During the Tang and Song dynasties, the most conspicuous features of the religious landscape were the open rivalries as well as the relatively peaceful coexistence among different religions. Thus, the boundaries between different religions were fluid in two senses. First, through competition, different religions interacted with and influenced each other. Thus, while Buddhism and Taoism competed constantly for converts, they never excluded each other. For instance, early Buddhists frequently adopted Taoist terminology when they translated Indian sutras from Sanskrit. Taoists, for their part, also incorporated many Buddhist practices into their philosophical system. A notable example is the celibacy of the Taoist priests. Originally, Taoism did not require its priests to be celibate. However, as part of its interaction with Buddhism, a Taoist movement emerged during the Song which stressed priestly celibacy. As a result, today some branches of Taoism mandate clerical celibacy, while others do not. This tendency toward competitive religious interaction is likewise seen in the Nestorian adoption of Taoist and Buddhist concepts to facilitate the spread of Christian doctrine. Even Neo-Confucianism, which was in some ways a Confucian reaction against theistic religion, drew a great deal from Taoism and Buddhism in order to rejuvenate itself.

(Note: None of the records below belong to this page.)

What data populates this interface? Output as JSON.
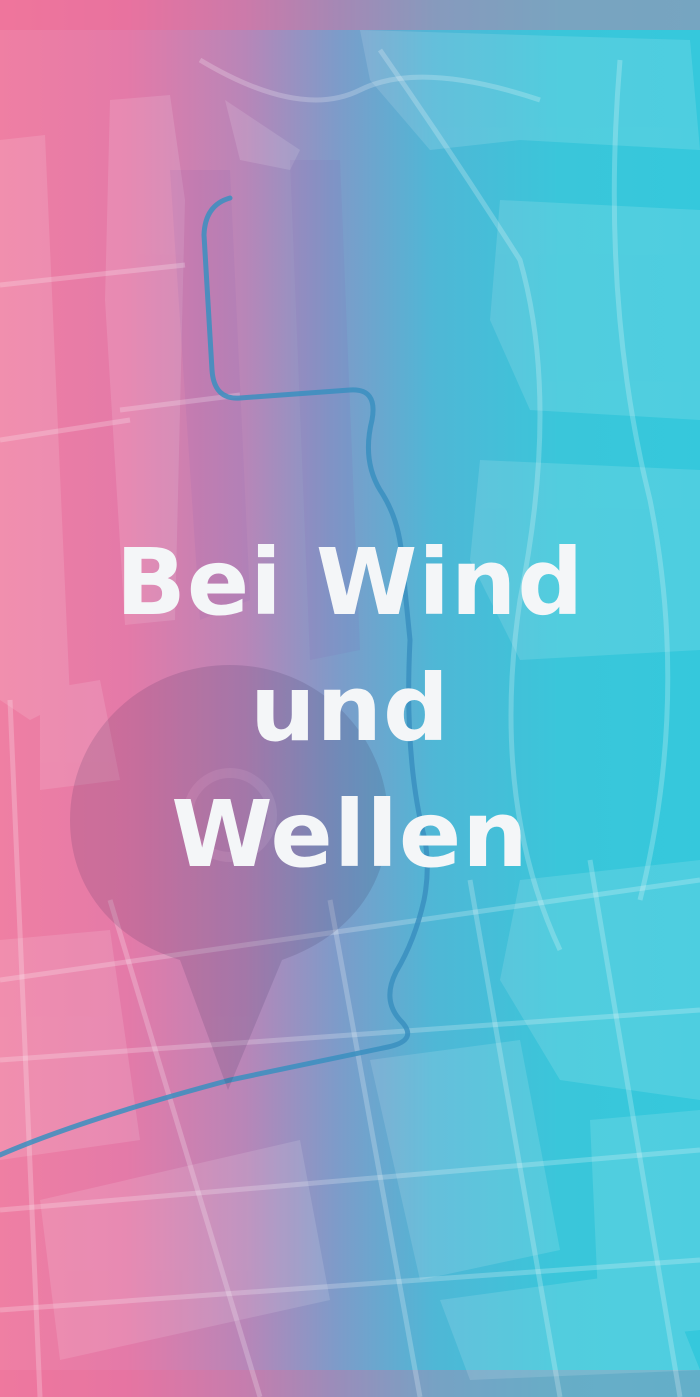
{
  "screen": {
    "title_lines": [
      "Bei Wind",
      "und",
      "Wellen"
    ]
  },
  "colors": {
    "gradient_left": "#ef7fa3",
    "gradient_right": "#35c8dc",
    "title_text": "#f4f6f8",
    "route_line": "#3b8fc0"
  },
  "icons": [
    "map-background",
    "camera-pin-icon"
  ]
}
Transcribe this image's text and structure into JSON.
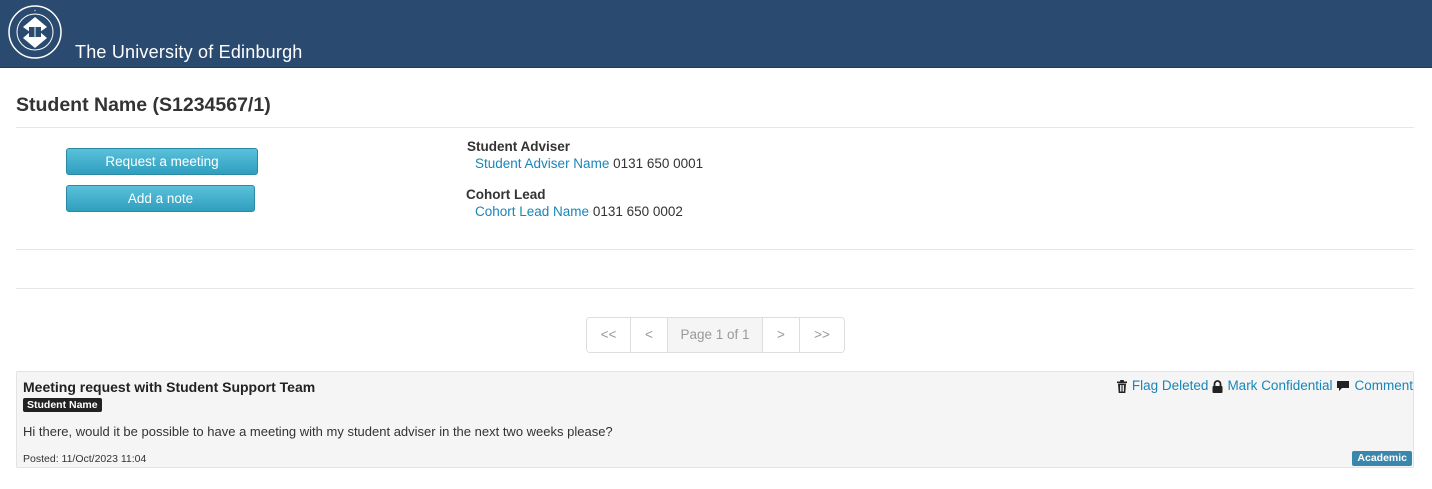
{
  "header": {
    "university_name": "The University of Edinburgh"
  },
  "page": {
    "title": "Student Name (S1234567/1)"
  },
  "buttons": {
    "request_meeting": "Request a meeting",
    "add_note": "Add a note"
  },
  "contacts": [
    {
      "role": "Student Adviser",
      "name": "Student Adviser Name",
      "phone": "0131 650 0001"
    },
    {
      "role": "Cohort Lead",
      "name": "Cohort Lead Name",
      "phone": "0131 650 0002"
    }
  ],
  "pagination": {
    "first": "<<",
    "prev": "<",
    "info": "Page 1 of 1",
    "next": ">",
    "last": ">>"
  },
  "notes": [
    {
      "title": "Meeting request with Student Support Team",
      "author": "Student Name",
      "body": "Hi there, would it be possible to have a meeting with my student adviser in the next two weeks please?",
      "posted": "Posted: 11/Oct/2023 11:04",
      "category": "Academic",
      "actions": {
        "flag_deleted": "Flag Deleted",
        "mark_confidential": "Mark Confidential",
        "comment": "Comment"
      }
    }
  ],
  "colors": {
    "header_bg": "#2b4a70",
    "button": "#3badcc",
    "link": "#1a85b8",
    "category_badge": "#3a87ad",
    "author_badge": "#222222"
  }
}
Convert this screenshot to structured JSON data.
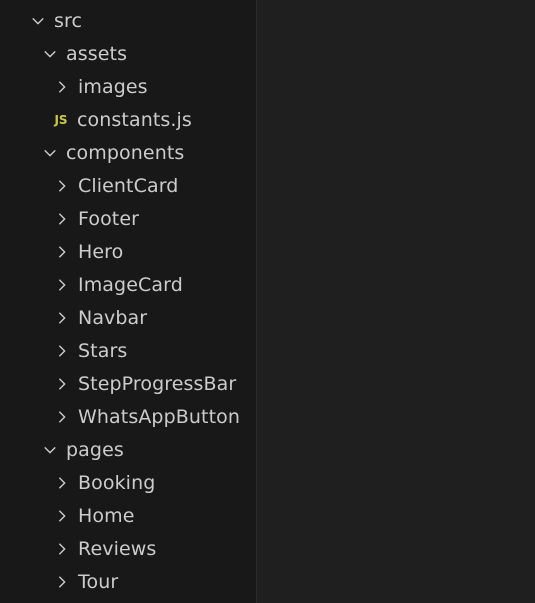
{
  "explorer": {
    "tree": {
      "src": "src",
      "assets": "assets",
      "images": "images",
      "constants_js": "constants.js",
      "js_badge": "JS",
      "components": "components",
      "component_items": [
        "ClientCard",
        "Footer",
        "Hero",
        "ImageCard",
        "Navbar",
        "Stars",
        "StepProgressBar",
        "WhatsAppButton"
      ],
      "pages": "pages",
      "page_items": [
        "Booking",
        "Home",
        "Reviews",
        "Tour"
      ]
    }
  },
  "colors": {
    "sidebar_bg": "#181818",
    "editor_bg": "#1f1f1f",
    "text": "#cccccc",
    "js_icon": "#cbcb41"
  },
  "icons": {
    "expanded": "chevron-down-icon",
    "collapsed": "chevron-right-icon",
    "js_file": "javascript-file-icon"
  }
}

The boundaries among religions were also fluid because common believers had the freedom to choose and change their religions at will. In the Tang and Song, if the boundary between different religions existed, it mostly existed as a practical matter for priests. These priests had to compete for the support of the emperors, for numbers of converts, and for financial patronage. However, for a common believer, the boundary was not particularly important. An individual could participate in many different religious activities simultaneously. He could go to a Buddhist temple in the morning and offer sacrifice to a Taoist deity in the evening. She might worship Buddha and the Taoist deities side by side in her house. One chose a particular religion according to personal needs or taste.